──────── Material shown ────────
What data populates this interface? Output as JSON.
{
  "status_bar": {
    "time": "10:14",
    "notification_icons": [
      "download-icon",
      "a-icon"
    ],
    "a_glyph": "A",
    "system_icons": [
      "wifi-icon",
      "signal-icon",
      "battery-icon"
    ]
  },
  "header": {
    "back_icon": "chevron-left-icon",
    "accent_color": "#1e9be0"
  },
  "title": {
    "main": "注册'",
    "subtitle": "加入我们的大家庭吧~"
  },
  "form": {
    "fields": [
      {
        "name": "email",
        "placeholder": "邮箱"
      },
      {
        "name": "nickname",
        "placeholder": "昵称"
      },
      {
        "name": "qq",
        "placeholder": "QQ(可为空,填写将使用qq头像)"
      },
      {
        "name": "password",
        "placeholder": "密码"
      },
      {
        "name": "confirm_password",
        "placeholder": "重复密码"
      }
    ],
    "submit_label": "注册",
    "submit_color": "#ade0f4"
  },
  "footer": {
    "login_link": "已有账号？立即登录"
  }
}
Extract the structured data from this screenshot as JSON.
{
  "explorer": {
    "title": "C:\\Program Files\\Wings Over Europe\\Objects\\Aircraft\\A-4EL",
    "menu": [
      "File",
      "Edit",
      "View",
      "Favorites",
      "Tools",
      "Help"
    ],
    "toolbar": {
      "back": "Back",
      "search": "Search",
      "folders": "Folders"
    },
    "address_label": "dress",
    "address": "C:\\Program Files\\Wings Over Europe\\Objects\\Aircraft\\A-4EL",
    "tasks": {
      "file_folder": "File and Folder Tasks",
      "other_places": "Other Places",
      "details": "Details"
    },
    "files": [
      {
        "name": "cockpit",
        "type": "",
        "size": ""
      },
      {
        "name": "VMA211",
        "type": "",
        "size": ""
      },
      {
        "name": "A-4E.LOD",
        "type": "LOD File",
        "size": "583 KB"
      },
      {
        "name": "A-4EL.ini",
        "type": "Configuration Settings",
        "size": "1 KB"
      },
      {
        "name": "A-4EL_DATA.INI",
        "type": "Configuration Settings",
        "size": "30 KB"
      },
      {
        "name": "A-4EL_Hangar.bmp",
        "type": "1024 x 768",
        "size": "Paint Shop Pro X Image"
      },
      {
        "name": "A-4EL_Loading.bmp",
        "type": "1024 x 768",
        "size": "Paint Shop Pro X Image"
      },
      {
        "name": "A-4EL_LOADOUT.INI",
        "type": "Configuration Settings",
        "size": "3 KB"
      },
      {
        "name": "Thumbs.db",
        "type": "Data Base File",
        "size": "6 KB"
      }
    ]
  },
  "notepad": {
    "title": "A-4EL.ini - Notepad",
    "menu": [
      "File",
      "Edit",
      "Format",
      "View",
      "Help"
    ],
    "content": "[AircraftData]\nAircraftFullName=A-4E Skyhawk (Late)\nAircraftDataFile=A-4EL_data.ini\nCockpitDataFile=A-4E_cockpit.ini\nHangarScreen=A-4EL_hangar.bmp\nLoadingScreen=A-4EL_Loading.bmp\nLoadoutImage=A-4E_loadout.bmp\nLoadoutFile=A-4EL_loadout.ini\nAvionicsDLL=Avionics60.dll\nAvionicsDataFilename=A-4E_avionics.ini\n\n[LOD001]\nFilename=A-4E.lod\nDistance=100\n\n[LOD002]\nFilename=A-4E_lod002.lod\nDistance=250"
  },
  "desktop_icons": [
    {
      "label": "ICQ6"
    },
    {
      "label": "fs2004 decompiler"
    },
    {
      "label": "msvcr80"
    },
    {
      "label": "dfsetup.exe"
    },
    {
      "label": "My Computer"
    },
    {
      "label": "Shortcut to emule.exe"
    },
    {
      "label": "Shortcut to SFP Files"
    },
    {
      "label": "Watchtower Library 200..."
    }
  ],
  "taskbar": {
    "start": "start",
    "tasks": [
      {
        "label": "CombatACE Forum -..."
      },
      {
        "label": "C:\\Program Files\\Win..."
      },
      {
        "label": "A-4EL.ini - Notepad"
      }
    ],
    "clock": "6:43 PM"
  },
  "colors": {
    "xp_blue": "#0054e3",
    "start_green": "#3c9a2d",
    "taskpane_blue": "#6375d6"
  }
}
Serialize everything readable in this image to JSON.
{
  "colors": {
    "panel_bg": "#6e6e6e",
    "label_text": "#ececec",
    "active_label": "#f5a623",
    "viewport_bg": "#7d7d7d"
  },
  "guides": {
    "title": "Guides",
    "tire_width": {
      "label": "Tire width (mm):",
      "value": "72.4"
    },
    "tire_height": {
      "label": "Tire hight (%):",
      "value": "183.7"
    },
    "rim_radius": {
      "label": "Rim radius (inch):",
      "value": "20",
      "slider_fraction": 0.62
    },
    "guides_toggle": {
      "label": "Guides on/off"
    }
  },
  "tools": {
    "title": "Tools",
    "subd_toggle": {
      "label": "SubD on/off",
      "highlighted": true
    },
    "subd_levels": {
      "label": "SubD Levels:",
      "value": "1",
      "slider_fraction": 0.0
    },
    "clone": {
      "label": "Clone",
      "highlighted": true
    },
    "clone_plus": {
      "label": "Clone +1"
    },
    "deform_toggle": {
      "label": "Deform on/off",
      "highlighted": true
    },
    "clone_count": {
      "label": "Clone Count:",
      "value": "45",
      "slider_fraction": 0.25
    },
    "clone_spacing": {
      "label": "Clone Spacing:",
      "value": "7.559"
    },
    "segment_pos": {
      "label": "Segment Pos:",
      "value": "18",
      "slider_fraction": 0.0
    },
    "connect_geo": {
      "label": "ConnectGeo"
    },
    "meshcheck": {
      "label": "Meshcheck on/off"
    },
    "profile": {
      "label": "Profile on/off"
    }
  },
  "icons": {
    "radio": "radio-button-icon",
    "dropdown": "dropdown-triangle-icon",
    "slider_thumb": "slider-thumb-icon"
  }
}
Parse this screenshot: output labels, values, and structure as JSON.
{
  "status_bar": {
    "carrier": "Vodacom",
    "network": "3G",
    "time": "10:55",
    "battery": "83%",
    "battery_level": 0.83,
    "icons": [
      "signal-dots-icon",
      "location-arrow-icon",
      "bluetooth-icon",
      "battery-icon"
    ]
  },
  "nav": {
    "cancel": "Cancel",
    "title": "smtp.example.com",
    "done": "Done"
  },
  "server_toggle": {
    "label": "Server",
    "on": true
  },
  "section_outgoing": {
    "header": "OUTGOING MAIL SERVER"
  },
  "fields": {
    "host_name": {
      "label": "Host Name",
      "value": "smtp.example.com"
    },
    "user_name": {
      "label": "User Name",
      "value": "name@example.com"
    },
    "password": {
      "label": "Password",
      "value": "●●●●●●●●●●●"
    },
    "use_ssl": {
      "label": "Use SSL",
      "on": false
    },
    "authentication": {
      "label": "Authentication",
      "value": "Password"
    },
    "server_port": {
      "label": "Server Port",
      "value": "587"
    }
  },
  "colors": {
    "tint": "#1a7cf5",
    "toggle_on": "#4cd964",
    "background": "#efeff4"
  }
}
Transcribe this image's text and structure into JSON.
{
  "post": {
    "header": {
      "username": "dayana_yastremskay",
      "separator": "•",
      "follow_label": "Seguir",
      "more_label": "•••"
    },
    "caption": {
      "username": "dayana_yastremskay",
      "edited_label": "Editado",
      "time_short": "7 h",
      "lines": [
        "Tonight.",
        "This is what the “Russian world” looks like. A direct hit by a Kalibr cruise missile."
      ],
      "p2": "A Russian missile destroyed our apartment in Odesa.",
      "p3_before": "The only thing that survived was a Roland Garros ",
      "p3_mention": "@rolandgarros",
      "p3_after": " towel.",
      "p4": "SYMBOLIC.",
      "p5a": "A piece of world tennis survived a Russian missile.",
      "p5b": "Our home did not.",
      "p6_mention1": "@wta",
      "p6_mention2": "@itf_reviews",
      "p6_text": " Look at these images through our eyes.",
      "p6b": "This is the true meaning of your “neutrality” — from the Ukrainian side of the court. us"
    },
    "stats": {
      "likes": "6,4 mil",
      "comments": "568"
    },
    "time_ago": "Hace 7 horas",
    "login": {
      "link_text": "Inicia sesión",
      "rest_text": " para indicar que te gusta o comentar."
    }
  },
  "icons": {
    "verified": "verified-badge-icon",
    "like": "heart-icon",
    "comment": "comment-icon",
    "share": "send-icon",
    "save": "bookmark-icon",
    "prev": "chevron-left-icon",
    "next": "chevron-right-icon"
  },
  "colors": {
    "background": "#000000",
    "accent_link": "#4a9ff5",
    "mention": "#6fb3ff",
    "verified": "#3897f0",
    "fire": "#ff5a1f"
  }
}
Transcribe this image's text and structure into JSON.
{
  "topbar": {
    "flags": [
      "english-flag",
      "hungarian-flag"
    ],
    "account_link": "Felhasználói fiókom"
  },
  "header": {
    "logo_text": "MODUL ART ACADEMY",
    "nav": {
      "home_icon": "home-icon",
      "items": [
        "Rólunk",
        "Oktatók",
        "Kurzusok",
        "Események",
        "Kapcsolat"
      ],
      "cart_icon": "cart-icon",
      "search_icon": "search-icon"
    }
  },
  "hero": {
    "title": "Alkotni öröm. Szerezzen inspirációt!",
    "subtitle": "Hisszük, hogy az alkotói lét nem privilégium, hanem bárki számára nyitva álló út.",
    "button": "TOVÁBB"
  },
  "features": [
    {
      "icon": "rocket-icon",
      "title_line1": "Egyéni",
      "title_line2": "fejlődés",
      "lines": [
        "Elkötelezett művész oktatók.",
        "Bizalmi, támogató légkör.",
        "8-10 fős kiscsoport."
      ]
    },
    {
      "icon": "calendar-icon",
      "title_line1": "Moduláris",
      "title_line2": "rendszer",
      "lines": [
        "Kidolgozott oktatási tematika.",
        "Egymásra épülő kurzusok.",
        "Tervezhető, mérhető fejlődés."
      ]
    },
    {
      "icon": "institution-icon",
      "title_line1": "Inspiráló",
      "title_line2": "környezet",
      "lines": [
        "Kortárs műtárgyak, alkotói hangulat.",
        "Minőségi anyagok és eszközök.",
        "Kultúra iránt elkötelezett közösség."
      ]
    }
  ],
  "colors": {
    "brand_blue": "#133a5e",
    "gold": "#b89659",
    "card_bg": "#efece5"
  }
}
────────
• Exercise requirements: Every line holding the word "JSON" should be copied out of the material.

• Expected answer:
What data populates this interface? Output as JSON.
Extract the structured data from this screenshot as JSON.
Serialize everything readable in this image to JSON.
Parse this screenshot: output labels, values, and structure as JSON.
Transcribe this image's text and structure into JSON.
Transcribe this image's text and structure into JSON.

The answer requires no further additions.